ActionJuly 25, 2018
Pregnancy, Birth, Parenting
A few years ago, my daughter told me about a dream involving a giant bag of Doritos. The crinkles in the package had formed a sort of ladder, and she had climbed them to reach the giant chips inside. “It was such a good dream, Mom,” she told me.
The Doritos dream is just one of the countless parent-child memories that I have experienced in the middle of the night. Since she was an infant, my daughter, now in the third grade, has shared my bed and my sleep. I certainly never expected to be a “co-sleeping” parent, but sharing a bed was simply easier when she was a baby still breast-feeding, and getting her out of the bed as she got older has been next to impossible.

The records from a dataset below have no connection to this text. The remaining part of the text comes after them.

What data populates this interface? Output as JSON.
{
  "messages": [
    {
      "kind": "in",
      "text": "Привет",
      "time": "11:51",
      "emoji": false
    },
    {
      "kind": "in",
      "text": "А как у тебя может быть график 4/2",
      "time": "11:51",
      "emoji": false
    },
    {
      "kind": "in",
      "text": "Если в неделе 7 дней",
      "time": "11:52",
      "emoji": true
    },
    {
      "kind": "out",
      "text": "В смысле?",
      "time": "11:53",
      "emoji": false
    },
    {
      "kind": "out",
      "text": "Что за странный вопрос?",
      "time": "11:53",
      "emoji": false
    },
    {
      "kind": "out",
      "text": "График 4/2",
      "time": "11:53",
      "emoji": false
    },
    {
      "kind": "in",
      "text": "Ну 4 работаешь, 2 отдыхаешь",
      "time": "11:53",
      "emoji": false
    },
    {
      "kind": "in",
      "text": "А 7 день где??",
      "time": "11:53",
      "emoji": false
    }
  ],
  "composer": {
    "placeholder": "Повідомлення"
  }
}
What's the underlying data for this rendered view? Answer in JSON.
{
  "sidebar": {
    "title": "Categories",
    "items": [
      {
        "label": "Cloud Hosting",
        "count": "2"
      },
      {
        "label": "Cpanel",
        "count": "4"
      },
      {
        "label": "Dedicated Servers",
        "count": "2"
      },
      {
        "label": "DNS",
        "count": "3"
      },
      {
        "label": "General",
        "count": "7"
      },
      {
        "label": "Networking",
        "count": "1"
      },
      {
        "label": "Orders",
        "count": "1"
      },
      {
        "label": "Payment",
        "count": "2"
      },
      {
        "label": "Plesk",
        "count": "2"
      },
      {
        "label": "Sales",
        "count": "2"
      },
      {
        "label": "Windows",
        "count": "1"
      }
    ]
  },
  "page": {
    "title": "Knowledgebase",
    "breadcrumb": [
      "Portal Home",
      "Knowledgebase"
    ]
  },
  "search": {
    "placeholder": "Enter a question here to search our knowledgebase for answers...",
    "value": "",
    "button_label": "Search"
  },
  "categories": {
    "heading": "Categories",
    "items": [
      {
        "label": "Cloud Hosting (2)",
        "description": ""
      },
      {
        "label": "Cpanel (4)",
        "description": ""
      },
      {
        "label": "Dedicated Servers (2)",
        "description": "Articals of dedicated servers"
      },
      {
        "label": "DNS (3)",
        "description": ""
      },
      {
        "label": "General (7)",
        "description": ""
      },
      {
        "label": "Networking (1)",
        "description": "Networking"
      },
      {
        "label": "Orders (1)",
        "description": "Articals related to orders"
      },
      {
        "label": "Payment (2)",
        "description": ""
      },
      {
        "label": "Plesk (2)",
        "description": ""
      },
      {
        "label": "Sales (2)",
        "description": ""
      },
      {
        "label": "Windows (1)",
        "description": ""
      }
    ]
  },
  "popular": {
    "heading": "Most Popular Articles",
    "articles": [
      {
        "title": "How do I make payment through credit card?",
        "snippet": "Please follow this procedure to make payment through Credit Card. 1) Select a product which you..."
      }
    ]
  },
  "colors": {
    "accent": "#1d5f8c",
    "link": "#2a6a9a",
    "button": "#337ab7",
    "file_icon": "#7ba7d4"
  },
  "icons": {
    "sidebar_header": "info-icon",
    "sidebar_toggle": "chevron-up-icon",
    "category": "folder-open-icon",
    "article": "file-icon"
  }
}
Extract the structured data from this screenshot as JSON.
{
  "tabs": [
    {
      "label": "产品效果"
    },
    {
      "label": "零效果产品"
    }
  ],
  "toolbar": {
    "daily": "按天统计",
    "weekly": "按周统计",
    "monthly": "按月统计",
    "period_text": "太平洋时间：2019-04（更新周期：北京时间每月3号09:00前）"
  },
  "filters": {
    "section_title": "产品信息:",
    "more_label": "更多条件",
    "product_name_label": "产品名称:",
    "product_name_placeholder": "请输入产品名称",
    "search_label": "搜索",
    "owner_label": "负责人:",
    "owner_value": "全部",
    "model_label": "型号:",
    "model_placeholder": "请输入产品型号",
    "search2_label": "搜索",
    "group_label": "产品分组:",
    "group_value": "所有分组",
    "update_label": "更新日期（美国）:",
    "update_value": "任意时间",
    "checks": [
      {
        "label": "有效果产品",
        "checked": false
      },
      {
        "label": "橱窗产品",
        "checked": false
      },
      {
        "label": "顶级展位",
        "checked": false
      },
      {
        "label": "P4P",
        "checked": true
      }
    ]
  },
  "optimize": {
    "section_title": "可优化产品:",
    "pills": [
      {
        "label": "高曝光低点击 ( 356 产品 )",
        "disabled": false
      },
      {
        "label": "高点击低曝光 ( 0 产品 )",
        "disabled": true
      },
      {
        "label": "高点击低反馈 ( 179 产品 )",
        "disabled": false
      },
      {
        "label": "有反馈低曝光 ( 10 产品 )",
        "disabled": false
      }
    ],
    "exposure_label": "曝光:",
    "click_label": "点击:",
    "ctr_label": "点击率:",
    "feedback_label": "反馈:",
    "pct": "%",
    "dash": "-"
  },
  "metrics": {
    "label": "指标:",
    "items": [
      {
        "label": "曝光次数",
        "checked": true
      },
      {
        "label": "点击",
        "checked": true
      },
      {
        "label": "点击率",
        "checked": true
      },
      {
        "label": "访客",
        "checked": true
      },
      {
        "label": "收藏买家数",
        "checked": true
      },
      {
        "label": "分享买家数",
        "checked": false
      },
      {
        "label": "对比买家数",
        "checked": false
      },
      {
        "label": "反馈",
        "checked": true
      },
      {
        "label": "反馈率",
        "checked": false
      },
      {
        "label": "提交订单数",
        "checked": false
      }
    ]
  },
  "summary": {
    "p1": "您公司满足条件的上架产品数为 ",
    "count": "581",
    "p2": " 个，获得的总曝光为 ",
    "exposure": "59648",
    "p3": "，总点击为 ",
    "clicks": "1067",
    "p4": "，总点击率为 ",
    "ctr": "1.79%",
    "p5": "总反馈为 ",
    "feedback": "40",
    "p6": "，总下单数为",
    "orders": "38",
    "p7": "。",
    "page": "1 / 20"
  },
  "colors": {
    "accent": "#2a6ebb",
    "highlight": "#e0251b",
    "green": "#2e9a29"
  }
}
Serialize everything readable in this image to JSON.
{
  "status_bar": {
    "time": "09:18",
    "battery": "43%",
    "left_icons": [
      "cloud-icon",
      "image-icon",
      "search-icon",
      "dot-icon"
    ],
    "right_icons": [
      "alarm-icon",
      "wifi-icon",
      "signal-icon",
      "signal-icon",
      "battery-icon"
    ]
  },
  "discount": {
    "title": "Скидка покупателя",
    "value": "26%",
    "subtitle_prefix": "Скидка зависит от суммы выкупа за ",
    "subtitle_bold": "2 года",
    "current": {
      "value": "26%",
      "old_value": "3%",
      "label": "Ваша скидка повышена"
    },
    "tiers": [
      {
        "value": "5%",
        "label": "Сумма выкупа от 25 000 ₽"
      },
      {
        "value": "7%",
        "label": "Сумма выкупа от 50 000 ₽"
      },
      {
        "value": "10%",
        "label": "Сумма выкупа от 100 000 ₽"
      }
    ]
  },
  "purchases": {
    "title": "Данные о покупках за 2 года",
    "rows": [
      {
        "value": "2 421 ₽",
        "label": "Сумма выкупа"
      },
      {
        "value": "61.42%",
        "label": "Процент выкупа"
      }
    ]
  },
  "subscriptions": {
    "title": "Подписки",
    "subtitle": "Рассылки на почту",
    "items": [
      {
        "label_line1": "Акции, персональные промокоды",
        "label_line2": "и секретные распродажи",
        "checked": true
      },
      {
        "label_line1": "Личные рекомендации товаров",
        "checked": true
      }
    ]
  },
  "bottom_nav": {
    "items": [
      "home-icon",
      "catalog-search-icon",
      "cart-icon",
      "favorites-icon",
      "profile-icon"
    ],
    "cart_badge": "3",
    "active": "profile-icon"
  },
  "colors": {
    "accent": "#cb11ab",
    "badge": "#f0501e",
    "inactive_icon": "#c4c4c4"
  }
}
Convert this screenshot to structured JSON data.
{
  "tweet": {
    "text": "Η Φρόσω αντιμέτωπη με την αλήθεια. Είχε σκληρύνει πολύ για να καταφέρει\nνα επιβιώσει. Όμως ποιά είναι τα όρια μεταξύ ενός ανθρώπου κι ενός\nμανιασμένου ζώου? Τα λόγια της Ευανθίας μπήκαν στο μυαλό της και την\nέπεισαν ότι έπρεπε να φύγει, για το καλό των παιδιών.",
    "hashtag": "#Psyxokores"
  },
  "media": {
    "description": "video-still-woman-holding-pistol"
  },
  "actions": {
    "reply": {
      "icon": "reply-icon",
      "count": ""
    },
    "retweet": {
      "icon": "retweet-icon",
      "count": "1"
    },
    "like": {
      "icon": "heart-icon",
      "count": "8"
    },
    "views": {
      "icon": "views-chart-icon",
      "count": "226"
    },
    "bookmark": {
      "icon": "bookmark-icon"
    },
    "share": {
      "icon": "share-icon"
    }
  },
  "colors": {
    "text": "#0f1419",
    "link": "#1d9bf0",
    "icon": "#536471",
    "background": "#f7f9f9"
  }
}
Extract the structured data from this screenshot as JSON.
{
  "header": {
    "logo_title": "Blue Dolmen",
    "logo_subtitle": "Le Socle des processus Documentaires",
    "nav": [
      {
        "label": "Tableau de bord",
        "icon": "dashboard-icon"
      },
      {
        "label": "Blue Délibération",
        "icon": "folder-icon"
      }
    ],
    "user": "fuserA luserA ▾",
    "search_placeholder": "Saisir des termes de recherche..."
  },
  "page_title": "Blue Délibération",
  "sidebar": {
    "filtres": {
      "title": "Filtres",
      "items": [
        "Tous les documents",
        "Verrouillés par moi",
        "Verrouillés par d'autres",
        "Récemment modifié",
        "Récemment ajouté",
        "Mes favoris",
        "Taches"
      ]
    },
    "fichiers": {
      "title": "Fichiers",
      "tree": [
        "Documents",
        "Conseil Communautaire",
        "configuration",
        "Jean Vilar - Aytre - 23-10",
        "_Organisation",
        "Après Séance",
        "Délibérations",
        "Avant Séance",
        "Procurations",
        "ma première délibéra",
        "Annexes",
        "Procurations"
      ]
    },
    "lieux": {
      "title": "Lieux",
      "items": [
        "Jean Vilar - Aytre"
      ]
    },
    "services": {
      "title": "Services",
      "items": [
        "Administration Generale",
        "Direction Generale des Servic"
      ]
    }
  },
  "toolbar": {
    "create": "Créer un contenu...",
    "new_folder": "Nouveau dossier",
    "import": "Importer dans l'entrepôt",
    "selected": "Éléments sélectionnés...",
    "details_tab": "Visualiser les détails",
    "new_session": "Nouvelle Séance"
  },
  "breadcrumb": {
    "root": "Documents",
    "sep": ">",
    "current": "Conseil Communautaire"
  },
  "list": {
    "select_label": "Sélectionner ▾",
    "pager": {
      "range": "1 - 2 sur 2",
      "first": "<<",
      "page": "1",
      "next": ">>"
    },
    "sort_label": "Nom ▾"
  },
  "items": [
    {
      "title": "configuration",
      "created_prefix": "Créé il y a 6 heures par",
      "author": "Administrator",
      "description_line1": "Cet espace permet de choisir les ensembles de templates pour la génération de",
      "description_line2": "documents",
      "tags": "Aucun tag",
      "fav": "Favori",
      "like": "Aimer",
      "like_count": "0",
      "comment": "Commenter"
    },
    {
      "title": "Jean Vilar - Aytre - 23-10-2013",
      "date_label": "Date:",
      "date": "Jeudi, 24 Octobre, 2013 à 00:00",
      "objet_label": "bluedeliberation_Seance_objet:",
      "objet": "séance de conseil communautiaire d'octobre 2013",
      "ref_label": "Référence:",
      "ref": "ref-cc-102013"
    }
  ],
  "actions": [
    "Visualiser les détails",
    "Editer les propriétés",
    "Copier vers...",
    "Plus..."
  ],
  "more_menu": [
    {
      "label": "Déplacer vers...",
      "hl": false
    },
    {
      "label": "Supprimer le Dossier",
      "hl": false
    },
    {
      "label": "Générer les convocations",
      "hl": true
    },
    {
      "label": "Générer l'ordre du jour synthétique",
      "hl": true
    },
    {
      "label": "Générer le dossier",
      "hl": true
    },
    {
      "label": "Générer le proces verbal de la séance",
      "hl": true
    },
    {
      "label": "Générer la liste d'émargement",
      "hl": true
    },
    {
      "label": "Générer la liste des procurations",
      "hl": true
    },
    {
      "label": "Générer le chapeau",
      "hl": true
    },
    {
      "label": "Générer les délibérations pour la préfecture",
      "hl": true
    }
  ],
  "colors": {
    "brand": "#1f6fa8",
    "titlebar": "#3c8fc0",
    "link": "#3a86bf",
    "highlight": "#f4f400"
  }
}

In most of the world, sleeping next to your child is a necessity: families of limited means live in cramped quarters. But in the affluent West, the practice is widely frowned on, not just by grandparents and friends, but by the medical community at large.